The Supreme Court controls the fate of a nationwide settlement with OxyContin maker Purdue Pharma that would allocate billions of dollars to combat the opioid epidemic, but also provide a legal shield for members of the Sackler family who own the company. The settlement has been on hold since last summer after the Supreme Court agreed to weigh in.

Republican-led, energy-producing states and the steel industry want the court to put the Environmental Protection Agency’s air pollution-fighting “good neighbor” plan on hold while legal challenges continue. The plan aims to protect downwind states that receive unwanted air pollution from other states.

Another important regulatory case could strip the SEC of a major tool in fighting securities fraud and have far-reaching effects on other regulatory agencies.

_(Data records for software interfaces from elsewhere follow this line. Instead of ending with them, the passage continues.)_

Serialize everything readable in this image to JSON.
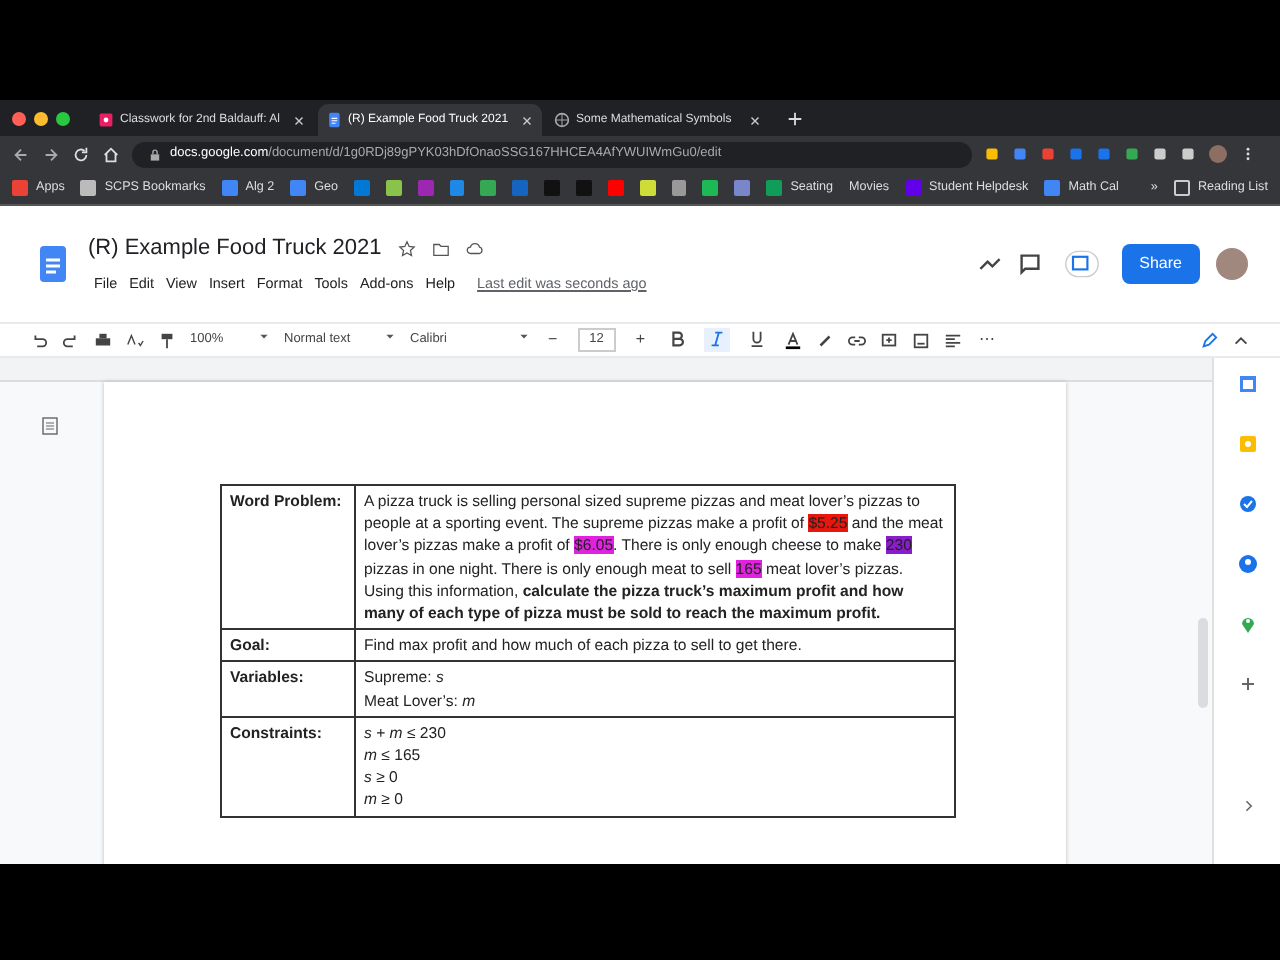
{
  "browser": {
    "tabs": [
      {
        "title": "Classwork for 2nd Baldauff: Al",
        "selected": false
      },
      {
        "title": "(R) Example Food Truck 2021",
        "selected": true
      },
      {
        "title": "Some Mathematical Symbols",
        "selected": false
      }
    ],
    "url_host": "docs.google.com",
    "url_path": "/document/d/1g0RDj89gPYK03hDfOnaoSSG167HHCEA4AfYWUIWmGu0/edit",
    "bookmarks": [
      {
        "label": "Apps",
        "kind": "apps"
      },
      {
        "label": "SCPS Bookmarks",
        "kind": "folder"
      },
      {
        "label": "Alg 2",
        "kind": "doc"
      },
      {
        "label": "Geo",
        "kind": "doc"
      },
      {
        "kind": "icons"
      },
      {
        "label": "Seating",
        "kind": "sheet"
      },
      {
        "label": "Movies",
        "kind": "plain"
      },
      {
        "label": "Student Helpdesk",
        "kind": "m"
      },
      {
        "label": "Math Cal",
        "kind": "doc"
      }
    ],
    "more": "»",
    "reading_list": "Reading List"
  },
  "document": {
    "title": "(R) Example Food Truck 2021",
    "menu": [
      "File",
      "Edit",
      "View",
      "Insert",
      "Format",
      "Tools",
      "Add-ons",
      "Help"
    ],
    "last_edit": "Last edit was seconds ago",
    "share": "Share"
  },
  "toolbar": {
    "zoom": "100%",
    "style": "Normal text",
    "font": "Calibri",
    "size": "12",
    "minus": "−",
    "plus": "+",
    "bold": false,
    "italic": true,
    "underline": false,
    "more": "⋯"
  },
  "table": [
    {
      "label": "Word Problem:",
      "kind": "segments",
      "segments": [
        {
          "text": "A pizza truck is selling personal sized supreme pizzas and meat lover’s pizzas to people at a sporting event. The supreme pizzas make a profit of "
        },
        {
          "text": "$5.25",
          "color": "#e8160c"
        },
        {
          "text": " and the meat lover’s pizzas make a profit of "
        },
        {
          "text": "$6.05",
          "color": "#e022e0"
        },
        {
          "text": ". There is only enough cheese to make "
        },
        {
          "text": "230",
          "color": "#8a1ccc"
        },
        {
          "text": " pizzas in one night. There is only enough meat to sell "
        },
        {
          "text": "165",
          "color": "#e022e0"
        },
        {
          "text": " meat lover’s pizzas. Using this information, "
        },
        {
          "text": "calculate the pizza truck’s maximum profit and how many of each type of pizza must be sold to reach the maximum profit.",
          "bold": true
        }
      ]
    },
    {
      "label": "Goal:",
      "kind": "lines",
      "lines": [
        "Find max profit and how much of each pizza to sell to get there."
      ]
    },
    {
      "label": "Variables:",
      "kind": "lines",
      "lines": [
        "Supreme: *s*",
        "Meat Lover’s: *m*"
      ]
    },
    {
      "label": "Constraints:",
      "kind": "lines",
      "lines": [
        "*s* + *m* ≤ 230",
        "*m* ≤ 165",
        "*s* ≥ 0",
        "*m* ≥ 0"
      ]
    }
  ]
}
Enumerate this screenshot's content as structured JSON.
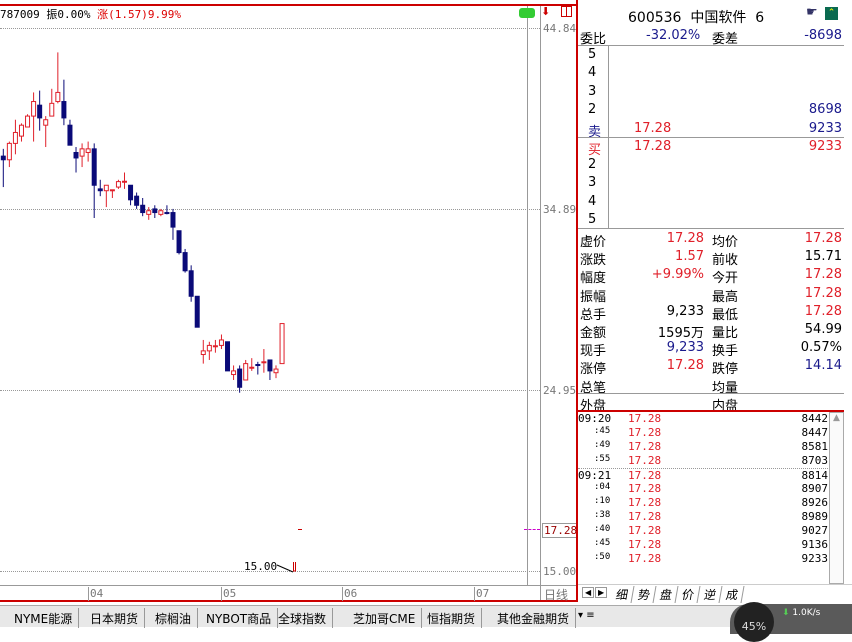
{
  "chart_header": {
    "code_tail": "787009",
    "amp_label": "振0.00%",
    "change_label": "涨(1.57)9.99%"
  },
  "price_scale": {
    "labels": [
      "44.84",
      "34.89",
      "24.95",
      "15.00"
    ],
    "current": "17.28"
  },
  "min_marker": "15.00",
  "axis": {
    "months": [
      "04",
      "05",
      "06",
      "07"
    ],
    "period": "日线"
  },
  "chart_data": {
    "type": "candlestick",
    "ylim": [
      15.0,
      44.84
    ],
    "up_color": "#e0202a",
    "down_color": "#0a0a78",
    "candles": [
      [
        37.8,
        38.2,
        36.1,
        37.6
      ],
      [
        37.6,
        38.6,
        37.2,
        38.5
      ],
      [
        38.5,
        39.8,
        37.9,
        39.1
      ],
      [
        38.9,
        39.6,
        38.6,
        39.5
      ],
      [
        39.4,
        40.1,
        39.4,
        40.0
      ],
      [
        40.0,
        41.3,
        38.6,
        40.8
      ],
      [
        40.6,
        41.4,
        39.2,
        39.9
      ],
      [
        39.5,
        40.0,
        38.3,
        39.8
      ],
      [
        40.0,
        41.5,
        40.0,
        40.7
      ],
      [
        40.8,
        43.5,
        40.7,
        41.3
      ],
      [
        40.8,
        42.0,
        39.5,
        39.9
      ],
      [
        39.5,
        39.8,
        38.4,
        38.4
      ],
      [
        38.0,
        38.3,
        36.9,
        37.7
      ],
      [
        37.8,
        38.5,
        37.2,
        38.2
      ],
      [
        38.0,
        38.6,
        37.5,
        38.2
      ],
      [
        38.2,
        38.5,
        34.4,
        36.2
      ],
      [
        36.0,
        36.5,
        35.6,
        35.9
      ],
      [
        35.9,
        36.2,
        35.0,
        36.2
      ],
      [
        35.9,
        35.96,
        35.5,
        35.95
      ],
      [
        36.1,
        36.5,
        36.0,
        36.4
      ],
      [
        36.4,
        36.9,
        36.0,
        36.42
      ],
      [
        36.2,
        36.2,
        35.1,
        35.4
      ],
      [
        35.6,
        35.8,
        34.9,
        35.1
      ],
      [
        35.1,
        35.5,
        34.5,
        34.7
      ],
      [
        34.6,
        35.0,
        34.3,
        34.8
      ],
      [
        34.9,
        35.1,
        34.4,
        34.7
      ],
      [
        34.6,
        34.9,
        34.5,
        34.8
      ],
      [
        34.7,
        35.1,
        34.6,
        34.68
      ],
      [
        34.7,
        34.9,
        33.2,
        33.9
      ],
      [
        33.7,
        33.7,
        32.4,
        32.5
      ],
      [
        32.5,
        32.7,
        31.4,
        31.5
      ],
      [
        31.5,
        31.8,
        29.8,
        30.1
      ],
      [
        30.1,
        30.1,
        28.4,
        28.4
      ],
      [
        26.9,
        27.7,
        26.4,
        27.1
      ],
      [
        27.1,
        27.6,
        26.6,
        27.4
      ],
      [
        27.35,
        27.7,
        27.0,
        27.38
      ],
      [
        27.4,
        28.0,
        27.2,
        27.7
      ],
      [
        27.6,
        27.6,
        26.0,
        26.0
      ],
      [
        25.8,
        26.3,
        25.5,
        26.0
      ],
      [
        26.1,
        26.3,
        24.8,
        25.1
      ],
      [
        25.5,
        26.6,
        25.5,
        26.4
      ],
      [
        26.2,
        26.7,
        26.0,
        26.2
      ],
      [
        26.35,
        26.5,
        25.8,
        26.3
      ],
      [
        26.5,
        27.2,
        25.9,
        26.5
      ],
      [
        26.6,
        26.6,
        25.5,
        26.0
      ],
      [
        25.9,
        26.3,
        25.6,
        26.1
      ],
      [
        26.4,
        28.6,
        26.4,
        28.6
      ]
    ]
  },
  "quote": {
    "code": "600536",
    "name": "中国软件",
    "suffix": "6",
    "wb_label": "委比",
    "wb": "-32.02%",
    "wc_label": "委差",
    "wc": "-8698",
    "sell": [
      {
        "l": "5",
        "p": "",
        "v": ""
      },
      {
        "l": "4",
        "p": "",
        "v": ""
      },
      {
        "l": "3",
        "p": "",
        "v": ""
      },
      {
        "l": "2",
        "p": "",
        "v": "8698"
      },
      {
        "l": "卖",
        "p": "17.28",
        "v": "9233"
      }
    ],
    "buy": [
      {
        "l": "买",
        "p": "17.28",
        "v": "9233"
      },
      {
        "l": "2",
        "p": "",
        "v": ""
      },
      {
        "l": "3",
        "p": "",
        "v": ""
      },
      {
        "l": "4",
        "p": "",
        "v": ""
      },
      {
        "l": "5",
        "p": "",
        "v": ""
      }
    ],
    "stats": [
      {
        "a": "虚价",
        "av": "17.28",
        "ac": "red",
        "b": "均价",
        "bv": "17.28",
        "bc": "red"
      },
      {
        "a": "涨跌",
        "av": "1.57",
        "ac": "red",
        "b": "前收",
        "bv": "15.71",
        "bc": ""
      },
      {
        "a": "幅度",
        "av": "+9.99%",
        "ac": "red",
        "b": "今开",
        "bv": "17.28",
        "bc": "red"
      },
      {
        "a": "振幅",
        "av": "",
        "ac": "",
        "b": "最高",
        "bv": "17.28",
        "bc": "red"
      },
      {
        "a": "总手",
        "av": "9,233",
        "ac": "",
        "b": "最低",
        "bv": "17.28",
        "bc": "red"
      },
      {
        "a": "金额",
        "av": "1595万",
        "ac": "",
        "b": "量比",
        "bv": "54.99",
        "bc": ""
      },
      {
        "a": "现手",
        "av": "9,233",
        "ac": "blue",
        "b": "换手",
        "bv": "0.57%",
        "bc": ""
      },
      {
        "a": "涨停",
        "av": "17.28",
        "ac": "red",
        "b": "跌停",
        "bv": "14.14",
        "bc": "blue"
      },
      {
        "a": "总笔",
        "av": "",
        "ac": "",
        "b": "均量",
        "bv": "",
        "bc": ""
      }
    ],
    "outer": "外盘",
    "inner": "内盘"
  },
  "trades": [
    [
      "09:20",
      "17.28",
      "8442"
    ],
    [
      ":45",
      "17.28",
      "8447"
    ],
    [
      ":49",
      "17.28",
      "8581"
    ],
    [
      ":55",
      "17.28",
      "8703"
    ],
    [
      "09:21",
      "17.28",
      "8814"
    ],
    [
      ":04",
      "17.28",
      "8907"
    ],
    [
      ":10",
      "17.28",
      "8926"
    ],
    [
      ":38",
      "17.28",
      "8989"
    ],
    [
      ":40",
      "17.28",
      "9027"
    ],
    [
      ":45",
      "17.28",
      "9136"
    ],
    [
      ":50",
      "17.28",
      "9233"
    ]
  ],
  "panel_tabs": [
    "细",
    "势",
    "盘",
    "价",
    "逆",
    "成"
  ],
  "market_tabs": [
    "NYME能源",
    "日本期货",
    "棕榈油",
    "NYBOT商品",
    "全球指数",
    "芝加哥CME",
    "恒指期货",
    "其他金融期货"
  ],
  "net": {
    "percent": "45%",
    "speed": "1.0K/s"
  }
}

The court is being asked to rule that people facing civil fraud complaints have the right to a jury trial in federal court.

Follow the AP's coverage of the U.S. Supreme Court at https://apnews.com/hub/us-supreme-court.

Visitors pose for photographs outside the U.S. Supreme Court Tuesday, June 18, 2024, in Washington. ( AP Photo/Jose Luis Magana)

Visitors pose for photographs outside the U.S. Supreme Court Tuesday, June 18, 2024, in Washington. ( AP Photo/Jose Luis Magana)

Visitors pose for photographs outside the U.S. Supreme Court Tuesday, June 18, 2024, in Washington. ( AP Photo/Jose Luis Magana)

Visitors pose for photographs outside the U.S. Supreme Court Tuesday, June 18, 2024, in Washington. ( AP Photo/Jose Luis Magana)

Recommended Articles